SOURCE RECORDS section start

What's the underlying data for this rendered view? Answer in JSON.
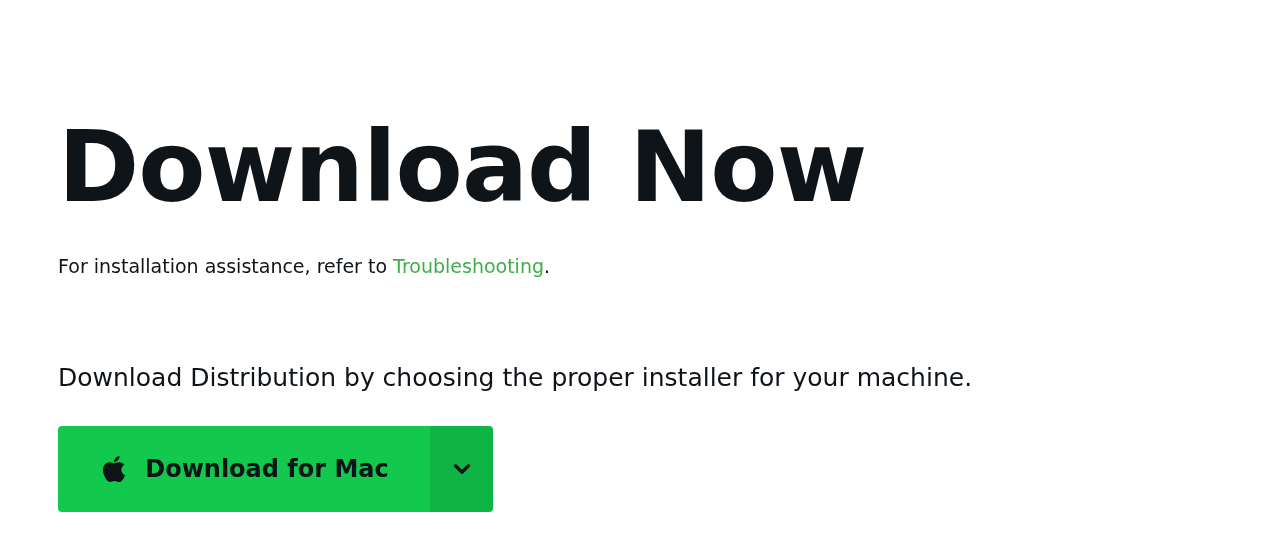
{
  "heading": "Download Now",
  "note": {
    "before": "For installation assistance, refer to ",
    "link": "Troubleshooting",
    "after": "."
  },
  "intro": "Download Distribution by choosing the proper installer for your machine.",
  "download_button": {
    "label": "Download for Mac"
  }
}
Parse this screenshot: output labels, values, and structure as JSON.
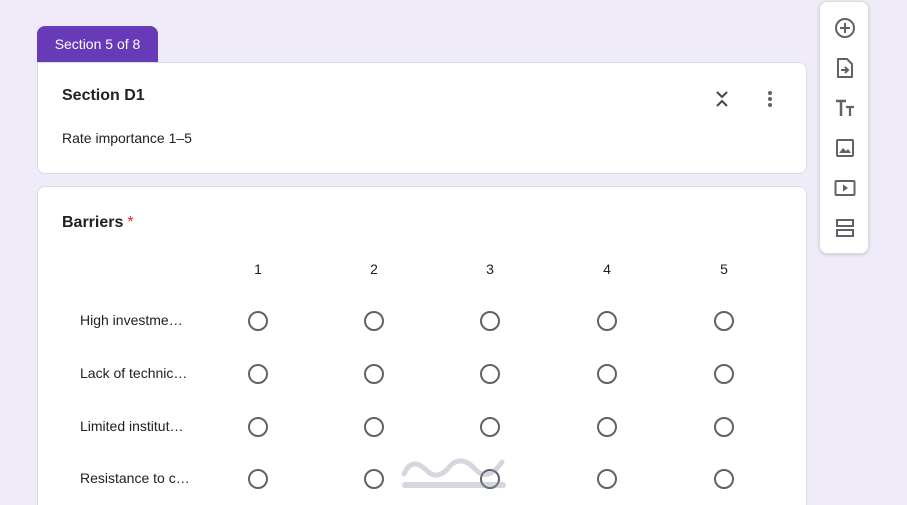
{
  "section_tab": "Section 5 of 8",
  "section": {
    "title": "Section D1",
    "description": "Rate importance 1–5"
  },
  "question": {
    "title": "Barriers",
    "required_marker": "*",
    "columns": [
      "1",
      "2",
      "3",
      "4",
      "5"
    ],
    "rows": [
      "High investme…",
      "Lack of technic…",
      "Limited institut…",
      "Resistance to c…"
    ]
  },
  "toolbar": {
    "items": [
      "add-question-icon",
      "import-questions-icon",
      "add-title-icon",
      "add-image-icon",
      "add-video-icon",
      "add-section-icon"
    ]
  },
  "colors": {
    "accent": "#673ab7",
    "background": "#f0ebf8",
    "required": "#d93025"
  }
}
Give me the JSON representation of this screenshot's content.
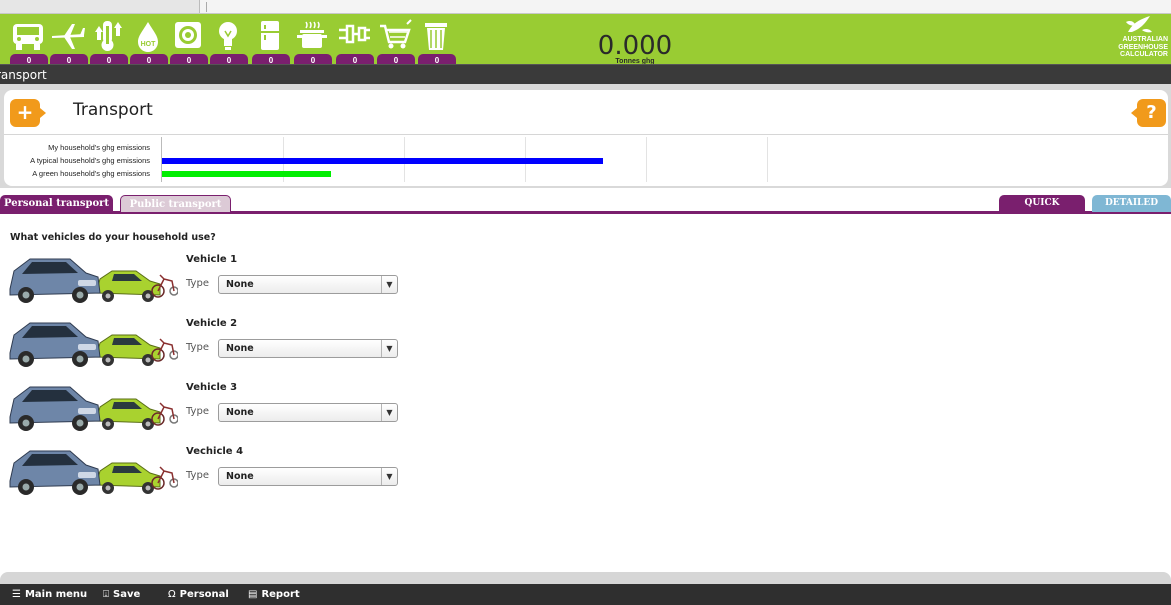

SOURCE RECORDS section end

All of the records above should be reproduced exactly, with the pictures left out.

What's the underlying data for this rendered view? Answer in JSON.
{
  "heading": "Download Now",
  "note": {
    "before": "For installation assistance, refer to ",
    "link": "Troubleshooting",
    "after": "."
  },
  "intro": "Download Distribution by choosing the proper installer for your machine.",
  "download_button": {
    "label": "Download for Mac"
  }
}
Parse this screenshot: output labels, values, and structure as JSON.
{
  "section_tab": "Section 5 of 8",
  "section": {
    "title": "Section D1",
    "description": "Rate importance 1–5"
  },
  "question": {
    "title": "Barriers",
    "required_marker": "*",
    "columns": [
      "1",
      "2",
      "3",
      "4",
      "5"
    ],
    "rows": [
      "High investme…",
      "Lack of technic…",
      "Limited institut…",
      "Resistance to c…"
    ]
  },
  "toolbar": {
    "items": [
      "add-question-icon",
      "import-questions-icon",
      "add-title-icon",
      "add-image-icon",
      "add-video-icon",
      "add-section-icon"
    ]
  },
  "colors": {
    "accent": "#673ab7",
    "background": "#f0ebf8",
    "required": "#d93025"
  }
}
Give me the JSON representation of this screenshot's content.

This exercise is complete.